Answer with only the number of lines below where "true" appears.

Raw data:
'''

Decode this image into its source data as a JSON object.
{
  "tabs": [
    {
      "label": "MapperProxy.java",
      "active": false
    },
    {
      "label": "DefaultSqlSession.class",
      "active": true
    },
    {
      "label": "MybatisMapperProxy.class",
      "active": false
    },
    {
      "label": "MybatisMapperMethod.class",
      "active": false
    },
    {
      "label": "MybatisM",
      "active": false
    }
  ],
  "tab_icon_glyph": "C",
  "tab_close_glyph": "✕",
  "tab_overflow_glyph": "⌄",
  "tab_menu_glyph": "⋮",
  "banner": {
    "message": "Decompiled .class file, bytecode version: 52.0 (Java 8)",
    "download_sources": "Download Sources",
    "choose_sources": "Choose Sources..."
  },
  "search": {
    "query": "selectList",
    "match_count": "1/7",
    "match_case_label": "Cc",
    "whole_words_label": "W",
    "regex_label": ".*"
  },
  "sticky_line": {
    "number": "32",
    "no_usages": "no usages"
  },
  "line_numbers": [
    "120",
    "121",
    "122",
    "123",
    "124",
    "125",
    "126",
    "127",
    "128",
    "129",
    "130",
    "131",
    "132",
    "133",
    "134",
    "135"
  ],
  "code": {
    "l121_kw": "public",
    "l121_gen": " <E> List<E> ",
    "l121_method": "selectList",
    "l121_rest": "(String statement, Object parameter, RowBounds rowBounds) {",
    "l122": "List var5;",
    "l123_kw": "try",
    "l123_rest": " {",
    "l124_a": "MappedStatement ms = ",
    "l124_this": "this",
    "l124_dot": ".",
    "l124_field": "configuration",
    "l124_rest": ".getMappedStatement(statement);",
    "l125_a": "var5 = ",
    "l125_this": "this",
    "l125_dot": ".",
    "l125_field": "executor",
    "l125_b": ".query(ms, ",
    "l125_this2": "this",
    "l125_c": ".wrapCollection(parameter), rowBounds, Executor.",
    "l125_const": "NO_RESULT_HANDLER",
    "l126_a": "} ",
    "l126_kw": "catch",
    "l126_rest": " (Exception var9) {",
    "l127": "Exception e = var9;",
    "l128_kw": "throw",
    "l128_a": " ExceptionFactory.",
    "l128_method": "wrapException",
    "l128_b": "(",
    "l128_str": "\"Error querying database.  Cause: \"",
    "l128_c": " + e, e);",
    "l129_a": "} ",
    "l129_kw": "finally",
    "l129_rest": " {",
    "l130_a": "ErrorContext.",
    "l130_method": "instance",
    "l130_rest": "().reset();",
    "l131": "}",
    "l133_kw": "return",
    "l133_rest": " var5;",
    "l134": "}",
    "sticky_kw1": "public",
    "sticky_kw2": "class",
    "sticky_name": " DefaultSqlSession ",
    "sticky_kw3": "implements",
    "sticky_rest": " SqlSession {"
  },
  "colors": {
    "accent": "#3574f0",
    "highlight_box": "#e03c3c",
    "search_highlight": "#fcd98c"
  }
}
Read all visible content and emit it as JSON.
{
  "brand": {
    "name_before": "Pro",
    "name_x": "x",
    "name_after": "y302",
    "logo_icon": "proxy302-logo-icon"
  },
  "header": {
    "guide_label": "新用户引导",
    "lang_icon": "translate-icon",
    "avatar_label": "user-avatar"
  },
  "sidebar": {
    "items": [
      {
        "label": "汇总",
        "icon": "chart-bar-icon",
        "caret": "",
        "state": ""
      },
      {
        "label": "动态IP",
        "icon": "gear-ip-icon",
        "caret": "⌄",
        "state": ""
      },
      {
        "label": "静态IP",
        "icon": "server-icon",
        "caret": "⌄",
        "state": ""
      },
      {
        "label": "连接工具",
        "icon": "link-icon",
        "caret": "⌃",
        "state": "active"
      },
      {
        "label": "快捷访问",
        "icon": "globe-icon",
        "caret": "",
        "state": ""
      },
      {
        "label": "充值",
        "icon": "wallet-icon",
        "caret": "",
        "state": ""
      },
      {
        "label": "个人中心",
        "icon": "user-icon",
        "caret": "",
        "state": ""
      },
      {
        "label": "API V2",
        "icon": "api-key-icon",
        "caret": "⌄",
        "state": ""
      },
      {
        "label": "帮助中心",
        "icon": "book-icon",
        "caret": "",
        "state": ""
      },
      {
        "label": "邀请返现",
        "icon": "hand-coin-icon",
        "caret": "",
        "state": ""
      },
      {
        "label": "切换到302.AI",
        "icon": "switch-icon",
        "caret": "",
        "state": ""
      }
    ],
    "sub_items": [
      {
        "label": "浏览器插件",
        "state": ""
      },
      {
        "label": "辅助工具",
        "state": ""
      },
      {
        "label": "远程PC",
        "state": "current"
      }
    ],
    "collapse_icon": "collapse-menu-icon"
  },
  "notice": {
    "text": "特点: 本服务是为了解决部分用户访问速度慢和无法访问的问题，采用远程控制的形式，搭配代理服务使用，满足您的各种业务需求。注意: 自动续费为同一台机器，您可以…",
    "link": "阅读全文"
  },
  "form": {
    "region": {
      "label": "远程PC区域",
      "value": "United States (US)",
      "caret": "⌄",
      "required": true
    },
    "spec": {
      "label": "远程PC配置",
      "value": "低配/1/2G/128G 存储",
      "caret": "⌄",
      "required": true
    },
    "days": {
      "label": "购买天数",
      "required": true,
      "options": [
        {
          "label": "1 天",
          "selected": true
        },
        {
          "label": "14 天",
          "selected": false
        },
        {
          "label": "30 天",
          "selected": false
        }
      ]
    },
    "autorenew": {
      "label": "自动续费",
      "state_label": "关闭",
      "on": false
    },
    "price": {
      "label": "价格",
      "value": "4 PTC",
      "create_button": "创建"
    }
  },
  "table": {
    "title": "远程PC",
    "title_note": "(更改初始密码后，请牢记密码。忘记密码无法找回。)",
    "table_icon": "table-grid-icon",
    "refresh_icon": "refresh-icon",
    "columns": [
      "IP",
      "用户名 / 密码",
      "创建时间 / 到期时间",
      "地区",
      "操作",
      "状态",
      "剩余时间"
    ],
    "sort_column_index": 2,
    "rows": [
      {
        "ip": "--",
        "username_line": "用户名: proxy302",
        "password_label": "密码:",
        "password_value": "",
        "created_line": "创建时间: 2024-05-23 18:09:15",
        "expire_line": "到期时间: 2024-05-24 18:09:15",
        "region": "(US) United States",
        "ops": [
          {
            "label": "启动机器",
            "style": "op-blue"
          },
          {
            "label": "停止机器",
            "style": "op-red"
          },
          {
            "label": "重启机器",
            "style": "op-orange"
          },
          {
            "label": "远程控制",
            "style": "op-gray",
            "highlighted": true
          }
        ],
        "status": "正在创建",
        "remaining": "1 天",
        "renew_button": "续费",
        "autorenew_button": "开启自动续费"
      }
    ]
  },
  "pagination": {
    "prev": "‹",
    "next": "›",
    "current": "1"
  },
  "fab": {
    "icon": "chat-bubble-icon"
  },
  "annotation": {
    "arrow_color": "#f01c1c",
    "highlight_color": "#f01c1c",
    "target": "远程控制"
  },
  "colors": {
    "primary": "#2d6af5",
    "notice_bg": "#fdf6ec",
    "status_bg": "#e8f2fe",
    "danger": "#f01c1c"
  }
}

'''

Your solution: 6